[[ Data for review open ]]

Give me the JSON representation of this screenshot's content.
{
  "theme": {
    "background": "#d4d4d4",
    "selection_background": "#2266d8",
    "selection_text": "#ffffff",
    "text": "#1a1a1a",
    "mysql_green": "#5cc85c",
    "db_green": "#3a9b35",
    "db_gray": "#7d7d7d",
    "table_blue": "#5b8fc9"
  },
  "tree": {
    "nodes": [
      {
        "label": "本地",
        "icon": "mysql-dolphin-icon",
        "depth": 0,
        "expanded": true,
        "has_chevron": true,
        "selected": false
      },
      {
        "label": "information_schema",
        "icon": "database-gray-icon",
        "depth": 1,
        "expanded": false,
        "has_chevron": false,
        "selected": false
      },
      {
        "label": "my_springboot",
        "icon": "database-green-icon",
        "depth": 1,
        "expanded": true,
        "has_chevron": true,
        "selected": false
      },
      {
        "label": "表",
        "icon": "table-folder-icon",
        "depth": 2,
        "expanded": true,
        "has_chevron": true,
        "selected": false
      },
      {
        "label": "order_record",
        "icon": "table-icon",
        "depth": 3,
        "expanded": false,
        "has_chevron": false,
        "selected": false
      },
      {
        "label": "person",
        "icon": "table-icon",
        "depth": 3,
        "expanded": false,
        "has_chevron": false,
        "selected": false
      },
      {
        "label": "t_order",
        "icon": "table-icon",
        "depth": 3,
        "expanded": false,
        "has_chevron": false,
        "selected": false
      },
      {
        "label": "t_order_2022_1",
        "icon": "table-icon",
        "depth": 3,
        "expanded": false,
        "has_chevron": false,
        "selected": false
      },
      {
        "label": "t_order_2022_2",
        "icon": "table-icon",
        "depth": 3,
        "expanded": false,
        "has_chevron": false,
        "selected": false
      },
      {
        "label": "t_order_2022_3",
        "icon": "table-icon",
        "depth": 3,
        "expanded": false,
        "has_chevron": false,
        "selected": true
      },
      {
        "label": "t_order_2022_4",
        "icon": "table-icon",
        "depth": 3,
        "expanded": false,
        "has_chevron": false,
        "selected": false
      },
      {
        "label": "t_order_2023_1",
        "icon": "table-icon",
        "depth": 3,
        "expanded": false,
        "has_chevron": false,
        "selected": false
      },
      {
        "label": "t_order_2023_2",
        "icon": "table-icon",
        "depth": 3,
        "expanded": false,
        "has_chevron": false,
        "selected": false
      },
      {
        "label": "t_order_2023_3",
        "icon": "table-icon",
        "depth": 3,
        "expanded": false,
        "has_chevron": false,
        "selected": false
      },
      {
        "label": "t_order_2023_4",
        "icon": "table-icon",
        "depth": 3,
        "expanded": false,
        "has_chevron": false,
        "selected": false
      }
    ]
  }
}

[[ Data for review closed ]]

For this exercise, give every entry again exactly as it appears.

Give me the JSON representation of this screenshot's content.
{
  "theme": {
    "background": "#d4d4d4",
    "selection_background": "#2266d8",
    "selection_text": "#ffffff",
    "text": "#1a1a1a",
    "mysql_green": "#5cc85c",
    "db_green": "#3a9b35",
    "db_gray": "#7d7d7d",
    "table_blue": "#5b8fc9"
  },
  "tree": {
    "nodes": [
      {
        "label": "本地",
        "icon": "mysql-dolphin-icon",
        "depth": 0,
        "expanded": true,
        "has_chevron": true,
        "selected": false
      },
      {
        "label": "information_schema",
        "icon": "database-gray-icon",
        "depth": 1,
        "expanded": false,
        "has_chevron": false,
        "selected": false
      },
      {
        "label": "my_springboot",
        "icon": "database-green-icon",
        "depth": 1,
        "expanded": true,
        "has_chevron": true,
        "selected": false
      },
      {
        "label": "表",
        "icon": "table-folder-icon",
        "depth": 2,
        "expanded": true,
        "has_chevron": true,
        "selected": false
      },
      {
        "label": "order_record",
        "icon": "table-icon",
        "depth": 3,
        "expanded": false,
        "has_chevron": false,
        "selected": false
      },
      {
        "label": "person",
        "icon": "table-icon",
        "depth": 3,
        "expanded": false,
        "has_chevron": false,
        "selected": false
      },
      {
        "label": "t_order",
        "icon": "table-icon",
        "depth": 3,
        "expanded": false,
        "has_chevron": false,
        "selected": false
      },
      {
        "label": "t_order_2022_1",
        "icon": "table-icon",
        "depth": 3,
        "expanded": false,
        "has_chevron": false,
        "selected": false
      },
      {
        "label": "t_order_2022_2",
        "icon": "table-icon",
        "depth": 3,
        "expanded": false,
        "has_chevron": false,
        "selected": false
      },
      {
        "label": "t_order_2022_3",
        "icon": "table-icon",
        "depth": 3,
        "expanded": false,
        "has_chevron": false,
        "selected": true
      },
      {
        "label": "t_order_2022_4",
        "icon": "table-icon",
        "depth": 3,
        "expanded": false,
        "has_chevron": false,
        "selected": false
      },
      {
        "label": "t_order_2023_1",
        "icon": "table-icon",
        "depth": 3,
        "expanded": false,
        "has_chevron": false,
        "selected": false
      },
      {
        "label": "t_order_2023_2",
        "icon": "table-icon",
        "depth": 3,
        "expanded": false,
        "has_chevron": false,
        "selected": false
      },
      {
        "label": "t_order_2023_3",
        "icon": "table-icon",
        "depth": 3,
        "expanded": false,
        "has_chevron": false,
        "selected": false
      },
      {
        "label": "t_order_2023_4",
        "icon": "table-icon",
        "depth": 3,
        "expanded": false,
        "has_chevron": false,
        "selected": false
      }
    ]
  }
}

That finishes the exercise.